Franco started editing his own movies early seventies – uncredited on Plaisir à trois – Kikoïne get’s the credit. So perhaps he (and Petit) where present, but didn’t physically cut and splice film together himself. As it’s told, Franco shot the scenes, assembled a mute rough cut which was then sent back to the offices of CFPC (Comptoir Français de Productions Cinématographiques). There Kikoïne edited the movie and this is most likely this is where co-credited writer, Elisabeth ledu de Nesle, wrote dialogue for the movie. After all, Countess Perverse was only one of a whopping fourteen films - eleven completed - several iconic Franco titles amongst them - and three which where never completed or released, that Franco directed in 1973.
Some food for thought - if Countess Perverse was shot back to back with Plaisir à trois, a movie Franco without receiving onscreen credit, edited and shot, then there’s a pretty good chance that he also worked the camera and the assisted the editing of Countess Perverse.
Returning readers, will know that I love old soundtracks – hence the stacks of vinyl in my home and mixtapes for your pleasure to the right. The Countess Perverse soundtrack is a gem; Jean Bernard Raiteaux and Olivier Bernard supply the movie with a fantastically cool fuzzy guitar progressive rock opera kind of track. at times reminds me of a aggressive take on Gene Moore’s theme from Carnival of Souls 1962. Just how often do you hear fuzzy guitar, flute and monkey screams in the same tune! Amazing stuff, someone (hint hint Finders Keepers) should get this out there as soon as possible.

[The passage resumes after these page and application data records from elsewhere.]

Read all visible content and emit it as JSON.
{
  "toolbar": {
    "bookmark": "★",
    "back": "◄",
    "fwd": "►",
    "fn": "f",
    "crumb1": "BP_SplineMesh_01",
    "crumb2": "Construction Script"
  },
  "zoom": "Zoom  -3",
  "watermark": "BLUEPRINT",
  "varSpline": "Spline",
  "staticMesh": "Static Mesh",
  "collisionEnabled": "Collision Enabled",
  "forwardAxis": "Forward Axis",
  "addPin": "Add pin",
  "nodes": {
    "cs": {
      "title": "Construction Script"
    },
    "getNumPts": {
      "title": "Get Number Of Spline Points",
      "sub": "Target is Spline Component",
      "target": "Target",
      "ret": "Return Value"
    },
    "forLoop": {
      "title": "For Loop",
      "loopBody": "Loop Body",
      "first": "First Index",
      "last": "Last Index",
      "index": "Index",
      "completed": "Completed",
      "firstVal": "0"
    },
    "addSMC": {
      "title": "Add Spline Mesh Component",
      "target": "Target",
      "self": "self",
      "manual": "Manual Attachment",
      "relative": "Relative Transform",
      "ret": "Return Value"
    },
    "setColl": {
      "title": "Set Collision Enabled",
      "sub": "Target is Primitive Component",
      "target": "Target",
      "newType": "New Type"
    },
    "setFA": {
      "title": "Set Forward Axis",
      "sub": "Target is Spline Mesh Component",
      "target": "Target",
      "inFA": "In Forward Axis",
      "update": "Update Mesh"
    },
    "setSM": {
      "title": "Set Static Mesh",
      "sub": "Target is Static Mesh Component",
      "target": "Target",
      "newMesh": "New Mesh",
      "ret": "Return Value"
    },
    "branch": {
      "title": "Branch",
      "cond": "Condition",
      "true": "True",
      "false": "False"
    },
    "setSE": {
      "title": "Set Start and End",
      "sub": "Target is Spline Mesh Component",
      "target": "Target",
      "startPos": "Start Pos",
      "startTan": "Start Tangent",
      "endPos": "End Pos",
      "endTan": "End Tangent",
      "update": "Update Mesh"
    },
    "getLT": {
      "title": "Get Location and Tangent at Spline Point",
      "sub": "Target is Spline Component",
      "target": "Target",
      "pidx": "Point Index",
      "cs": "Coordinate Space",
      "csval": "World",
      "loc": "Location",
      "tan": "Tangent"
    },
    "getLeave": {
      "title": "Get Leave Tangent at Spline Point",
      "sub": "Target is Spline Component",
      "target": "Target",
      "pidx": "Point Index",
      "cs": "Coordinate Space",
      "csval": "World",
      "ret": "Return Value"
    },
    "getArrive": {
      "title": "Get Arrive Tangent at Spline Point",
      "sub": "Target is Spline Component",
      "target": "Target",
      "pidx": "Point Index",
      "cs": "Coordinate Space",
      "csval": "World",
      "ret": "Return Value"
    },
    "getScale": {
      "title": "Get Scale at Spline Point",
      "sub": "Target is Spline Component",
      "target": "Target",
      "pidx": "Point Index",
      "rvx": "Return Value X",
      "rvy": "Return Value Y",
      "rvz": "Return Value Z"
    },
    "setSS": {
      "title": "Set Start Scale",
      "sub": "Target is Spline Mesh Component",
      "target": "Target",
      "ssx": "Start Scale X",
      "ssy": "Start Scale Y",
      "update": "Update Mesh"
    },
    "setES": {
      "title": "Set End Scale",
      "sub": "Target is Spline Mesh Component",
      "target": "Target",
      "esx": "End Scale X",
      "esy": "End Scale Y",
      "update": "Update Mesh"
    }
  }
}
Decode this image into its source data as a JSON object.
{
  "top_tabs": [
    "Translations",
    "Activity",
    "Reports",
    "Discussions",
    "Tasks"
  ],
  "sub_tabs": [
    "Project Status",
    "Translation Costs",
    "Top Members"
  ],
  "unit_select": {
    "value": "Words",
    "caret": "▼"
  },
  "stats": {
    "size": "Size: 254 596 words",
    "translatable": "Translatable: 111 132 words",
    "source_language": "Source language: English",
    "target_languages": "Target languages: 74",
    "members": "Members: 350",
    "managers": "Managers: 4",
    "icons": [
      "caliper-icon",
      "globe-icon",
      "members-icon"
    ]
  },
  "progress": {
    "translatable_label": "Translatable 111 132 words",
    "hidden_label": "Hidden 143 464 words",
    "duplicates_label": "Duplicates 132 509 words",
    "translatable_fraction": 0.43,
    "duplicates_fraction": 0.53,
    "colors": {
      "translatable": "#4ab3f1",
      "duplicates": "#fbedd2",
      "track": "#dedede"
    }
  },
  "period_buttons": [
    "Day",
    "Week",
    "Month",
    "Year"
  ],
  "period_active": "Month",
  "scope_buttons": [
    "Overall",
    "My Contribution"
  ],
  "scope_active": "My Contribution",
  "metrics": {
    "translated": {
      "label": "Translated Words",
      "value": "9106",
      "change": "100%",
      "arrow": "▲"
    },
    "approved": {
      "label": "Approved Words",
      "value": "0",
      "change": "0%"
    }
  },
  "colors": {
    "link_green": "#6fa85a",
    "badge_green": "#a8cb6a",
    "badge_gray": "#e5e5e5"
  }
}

Countess Perverse is visually stunning, psychotronic wonder of sleaze, mystery, dark humour and features wonderful performances from the cast. Romay may never have given a more vulnerable performance – although that could just be me being emotional at seeing her in HD - Vernon is superbly sinister and oozes evil. Choosing this movie is a no-brainer, it’s Franco at his finest (which both I and every DVD quote will tell you, of every Franco movie) Countess Perverse will perfectly fit into the void next to the Mondo Macabro releases of The Diabolical Dr. Z, Sinner and Lorna the Exorcist that you already have – or should have- standing in your shelf.